Commission meeting explaining the process and errors involved in a recent
printing of the City Code. The PowerPoint presentation reviewed the
receipt of the newly enacted code and the process that followed.
In general, after the City Commission passes an
ordinance, the City Attorney's office sends a electronic and hard copy of
the final version to the City Clerk's Office. The City Clerk's office
dates and numbers the passed ordinance and then forwards it by e-mail to
the Municipal Code Corporation (MCC). A copy of the e-mailed ordinance is
archived electronically and the hard copy is filed. An editor at MCC then
reviews the ordinance and it is inserted into the proper section of the
It is important to note that when an amendment is adding
language to an existing ordinance, the new language is underlined. When an
amendment seeks to remove language from an existing ordinance, the
language is struck-through.
Ordinance number 02-01
90-394 and 90-395) was passed on January 2, 2002 and
transmitted by the City Attorney's office to the City Clerk's office the
following day. The Clerk's office attached the number of the ordinance,
the date it was passed and e-mailed the document to MCC on April 5.
Ordinance number 02-06 was passed on February 20, 2002 and transmitted by
the City Attorney's office to the City Clerk's that same day. The Clerk's
office attached the number of the ordinance, the date it was passed and
e-mailed the document to MCC on April 5. The documents as transmitted are
available on the City's website. Electronic copies of the ordinances are
archived and hard copies are stored in the City vault.
Due to a re-codification effort, the e-mailing of both
ordinances was done on April 5. "Generally, a newly passed ordinance
is sent the day after it is enacted by the Commission," noted City
Clerk, Cheri Smith.
A 30-year veteran editor at MCC reviewed the documents
and noticed some strange strike-throughs on the document. She called the
City Clerk's office and asked if the document that was sent was correct
but did not ask specifically about the strike-throughs. The unusual
formatting included language that was both underlined and struck-through,
as well as lines running through the names of both the Mayor and the City
Clerk which appear at the bottom of each passed ordinance.
The editor at MCC interpreted this to mean that the
language should be deleted from the ordinance, causing the unintentional
omission of said language from the ordinance as passed. This did not, in

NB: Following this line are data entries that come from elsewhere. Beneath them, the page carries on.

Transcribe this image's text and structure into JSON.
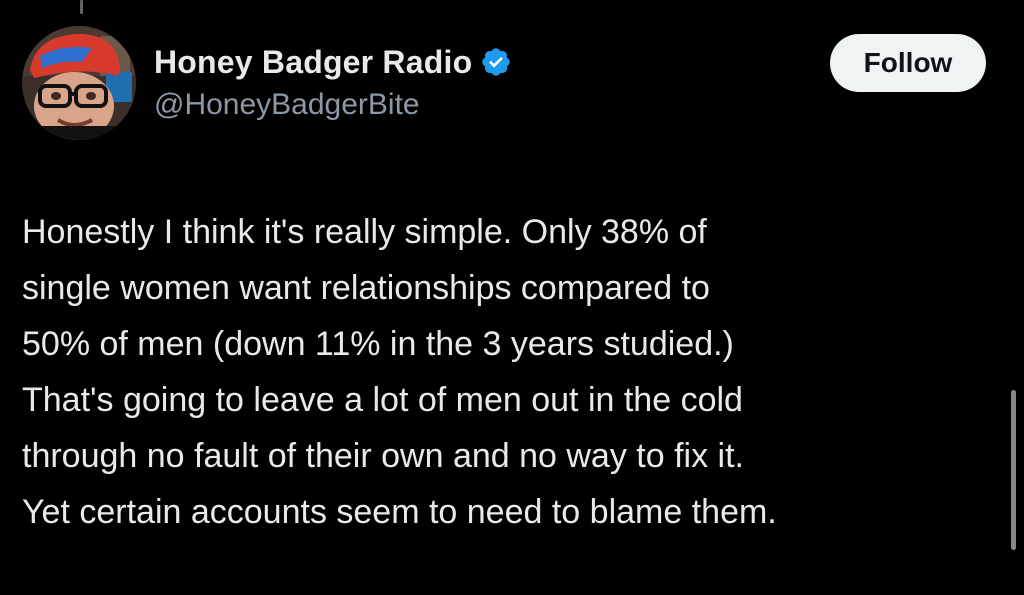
{
  "tweet": {
    "author": {
      "display_name": "Honey Badger Radio",
      "handle": "@HoneyBadgerBite",
      "verified": true,
      "avatar_icon": "profile-photo"
    },
    "follow_label": "Follow",
    "text_lines": [
      "Honestly I think it's really simple. Only 38% of",
      "single women want relationships compared to",
      "50% of men (down 11% in the 3 years studied.)",
      "That's going to leave a lot of men out in the cold",
      "through no fault of their own and no way to fix it.",
      "Yet certain accounts seem to need to blame them."
    ]
  },
  "colors": {
    "background": "#000000",
    "text_primary": "#e7e9ea",
    "text_secondary": "#8b98a5",
    "verified_badge": "#1d9bf0",
    "follow_button_bg": "#eff3f4",
    "follow_button_text": "#0f1419"
  }
}
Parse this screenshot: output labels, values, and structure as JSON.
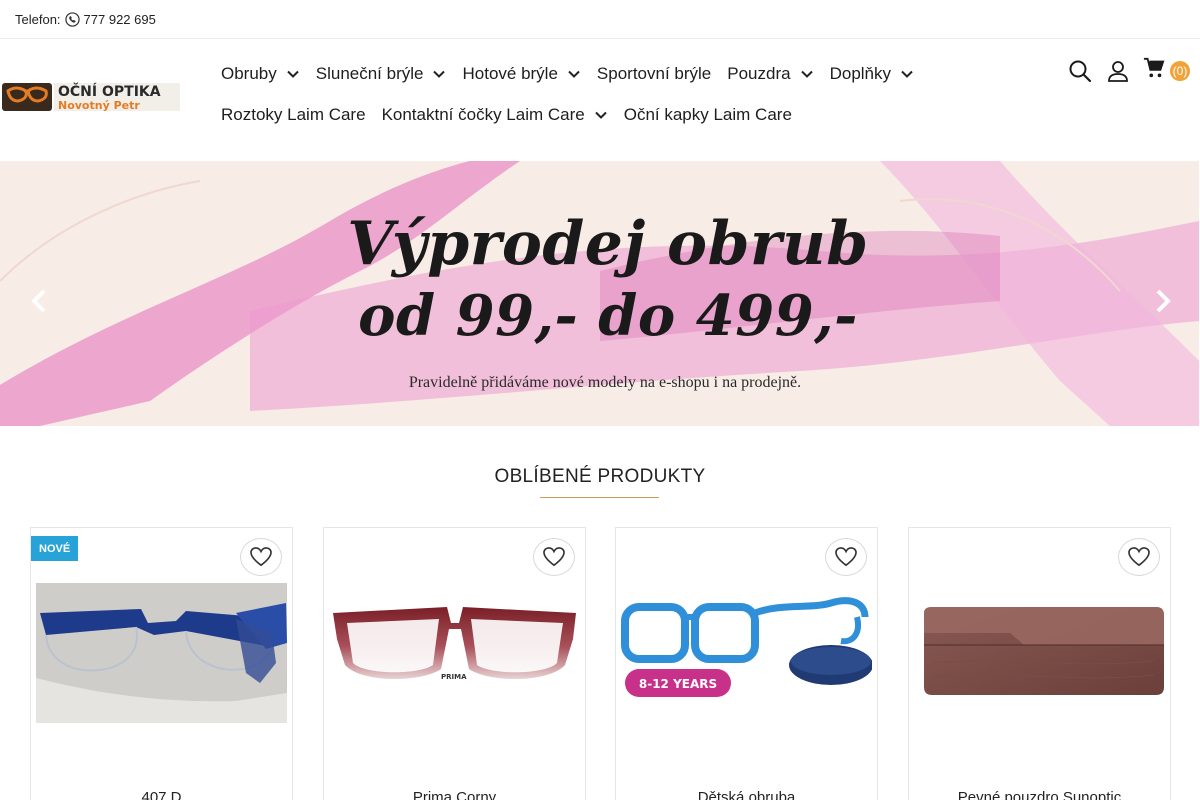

any way, change the intent of the Commission or the ability to legally
enforce the laws as passed.
As noted by the City Attorney in a memo dated December
5, 2002 to the Planning Board and City Commissioners, "Any
mispublication of [land development regulations] triggers a well-settled
rule of law: A codification error does not alter the underlying
legislative intent of the city commission. In other words, the publication
error to the variance ordinance does not undermine that ordinance's
It was agreed by the City Commissioners and MCC alike,
that there was no intentional omissions or efforts by any City officials
to cause a change in the language passed by the Commission.
It is not exactly known how the error occurred.
"There was some kind of miscommunication along the transmission
route," noted Lawton Langford of MCC. "Also, the editor did not
notice a footnote in regards to ordinance 02-06. Both have been corrected
in the Supplement."
In order to ensure this type of error does not occur
again, the City Clerk's office will send the passed ordinance by e-mail in
both an MS Word form as well as an Adobe Acrobat .pdf file, which is
exactly like sending a hard copy of the document. "This will continue
to ensure quick submission of the ordinances while minimizing the
possibility for errors," said Smith.
"From time-to-time, error does occur. The City
Clerk's office along with the City Attorney's office makes every effort to
ensure the accuracy of the passed and codified ordinances, which is a
complicated process" said City Manager Julio Avael. "To continue
with our commitment to Trust in Government, the City Commission has asked
that we review the ordinances passed since January 1, 1999, to the present
to be absolutely certain all information contained in the code reflects
what was passed by the City Commission. We are happy to facilitate this
task by hiring an independent party to do the comparison."